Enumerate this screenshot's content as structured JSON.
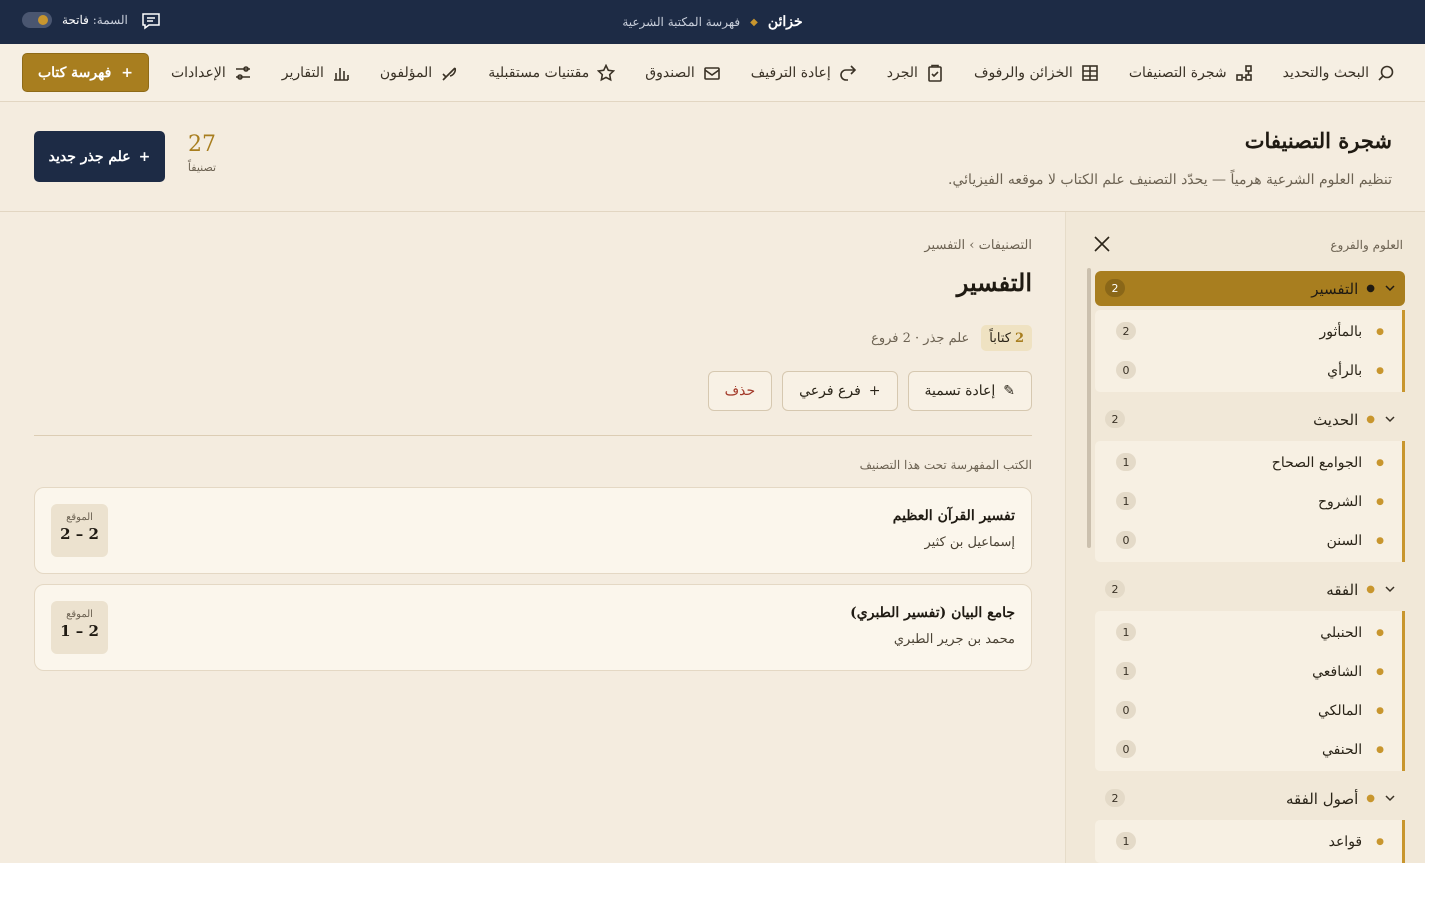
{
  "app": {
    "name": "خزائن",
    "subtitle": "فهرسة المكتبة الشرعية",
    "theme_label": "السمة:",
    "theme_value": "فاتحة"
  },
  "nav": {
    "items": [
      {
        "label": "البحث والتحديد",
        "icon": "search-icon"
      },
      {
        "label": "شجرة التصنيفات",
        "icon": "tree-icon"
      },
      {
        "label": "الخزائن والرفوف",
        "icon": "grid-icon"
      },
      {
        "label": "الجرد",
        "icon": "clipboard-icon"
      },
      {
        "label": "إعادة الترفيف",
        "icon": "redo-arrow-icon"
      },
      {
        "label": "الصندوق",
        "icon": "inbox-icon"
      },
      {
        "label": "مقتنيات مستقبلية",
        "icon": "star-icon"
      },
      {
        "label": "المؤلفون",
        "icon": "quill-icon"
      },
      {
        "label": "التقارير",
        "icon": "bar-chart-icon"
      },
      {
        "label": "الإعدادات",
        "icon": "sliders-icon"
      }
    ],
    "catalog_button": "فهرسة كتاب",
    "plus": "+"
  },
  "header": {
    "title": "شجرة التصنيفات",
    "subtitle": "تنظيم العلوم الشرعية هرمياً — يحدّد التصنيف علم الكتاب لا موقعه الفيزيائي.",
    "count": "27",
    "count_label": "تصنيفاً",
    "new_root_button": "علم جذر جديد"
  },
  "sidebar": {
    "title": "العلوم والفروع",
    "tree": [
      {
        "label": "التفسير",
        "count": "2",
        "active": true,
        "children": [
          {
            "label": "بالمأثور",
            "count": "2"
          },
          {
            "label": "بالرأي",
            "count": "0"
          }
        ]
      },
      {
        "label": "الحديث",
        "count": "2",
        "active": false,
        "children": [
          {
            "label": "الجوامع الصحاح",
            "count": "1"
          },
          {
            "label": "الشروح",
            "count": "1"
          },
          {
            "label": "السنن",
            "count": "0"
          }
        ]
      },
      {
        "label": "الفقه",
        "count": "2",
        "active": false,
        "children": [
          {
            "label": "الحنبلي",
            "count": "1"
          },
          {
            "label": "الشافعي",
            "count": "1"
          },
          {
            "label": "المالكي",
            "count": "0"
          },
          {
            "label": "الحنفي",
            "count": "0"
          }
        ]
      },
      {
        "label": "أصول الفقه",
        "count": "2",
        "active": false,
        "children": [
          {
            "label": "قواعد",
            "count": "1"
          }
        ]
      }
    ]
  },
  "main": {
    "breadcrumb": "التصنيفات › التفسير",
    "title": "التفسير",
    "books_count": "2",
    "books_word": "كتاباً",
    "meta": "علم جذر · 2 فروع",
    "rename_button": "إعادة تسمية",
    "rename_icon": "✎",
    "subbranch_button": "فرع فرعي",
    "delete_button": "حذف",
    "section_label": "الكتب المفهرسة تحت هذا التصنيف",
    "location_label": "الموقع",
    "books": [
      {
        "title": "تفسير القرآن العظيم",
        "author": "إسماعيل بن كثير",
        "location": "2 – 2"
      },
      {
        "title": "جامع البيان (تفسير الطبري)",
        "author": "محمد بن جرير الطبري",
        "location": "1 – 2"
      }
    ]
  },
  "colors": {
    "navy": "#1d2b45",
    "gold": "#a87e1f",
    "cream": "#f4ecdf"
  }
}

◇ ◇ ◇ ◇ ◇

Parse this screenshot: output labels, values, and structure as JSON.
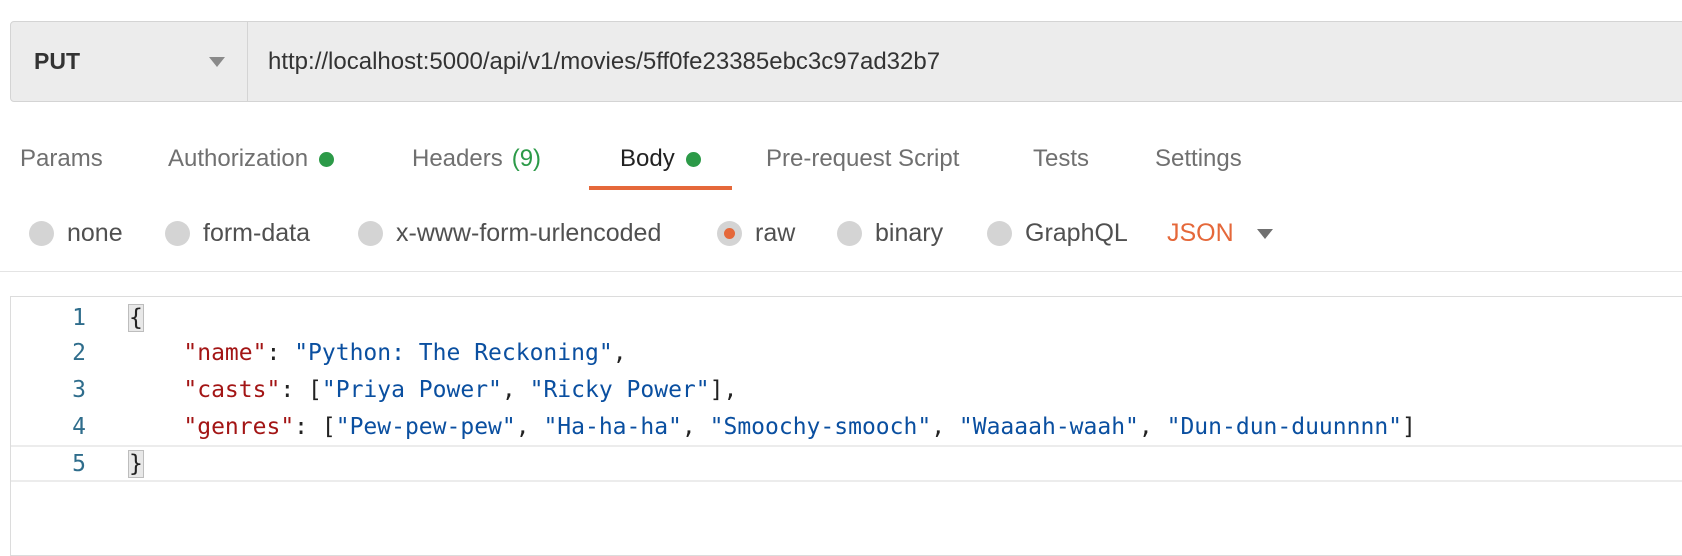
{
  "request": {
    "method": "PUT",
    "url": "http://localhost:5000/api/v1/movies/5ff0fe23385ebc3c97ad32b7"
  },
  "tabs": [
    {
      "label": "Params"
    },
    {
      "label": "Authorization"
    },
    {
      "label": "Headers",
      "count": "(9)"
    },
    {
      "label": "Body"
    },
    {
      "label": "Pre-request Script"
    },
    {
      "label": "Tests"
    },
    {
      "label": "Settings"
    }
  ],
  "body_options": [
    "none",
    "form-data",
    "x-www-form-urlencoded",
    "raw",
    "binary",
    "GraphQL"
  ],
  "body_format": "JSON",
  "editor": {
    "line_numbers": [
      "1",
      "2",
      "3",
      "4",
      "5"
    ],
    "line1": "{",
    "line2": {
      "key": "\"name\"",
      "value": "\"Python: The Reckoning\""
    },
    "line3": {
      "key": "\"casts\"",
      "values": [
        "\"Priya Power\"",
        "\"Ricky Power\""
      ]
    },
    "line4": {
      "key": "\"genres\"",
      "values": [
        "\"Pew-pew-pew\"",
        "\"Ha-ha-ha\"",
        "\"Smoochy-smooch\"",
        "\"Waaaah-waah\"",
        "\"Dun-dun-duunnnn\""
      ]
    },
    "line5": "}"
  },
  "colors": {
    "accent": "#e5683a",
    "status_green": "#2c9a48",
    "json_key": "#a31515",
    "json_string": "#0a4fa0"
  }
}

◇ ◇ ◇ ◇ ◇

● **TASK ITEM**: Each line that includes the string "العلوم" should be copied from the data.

● **RESPONSE BELOW**:
    "subtitle": "تنظيم العلوم الشرعية هرمياً — يحدّد التصنيف علم الكتاب لا موقعه الفيزيائي.",
    "title": "العلوم والفروع",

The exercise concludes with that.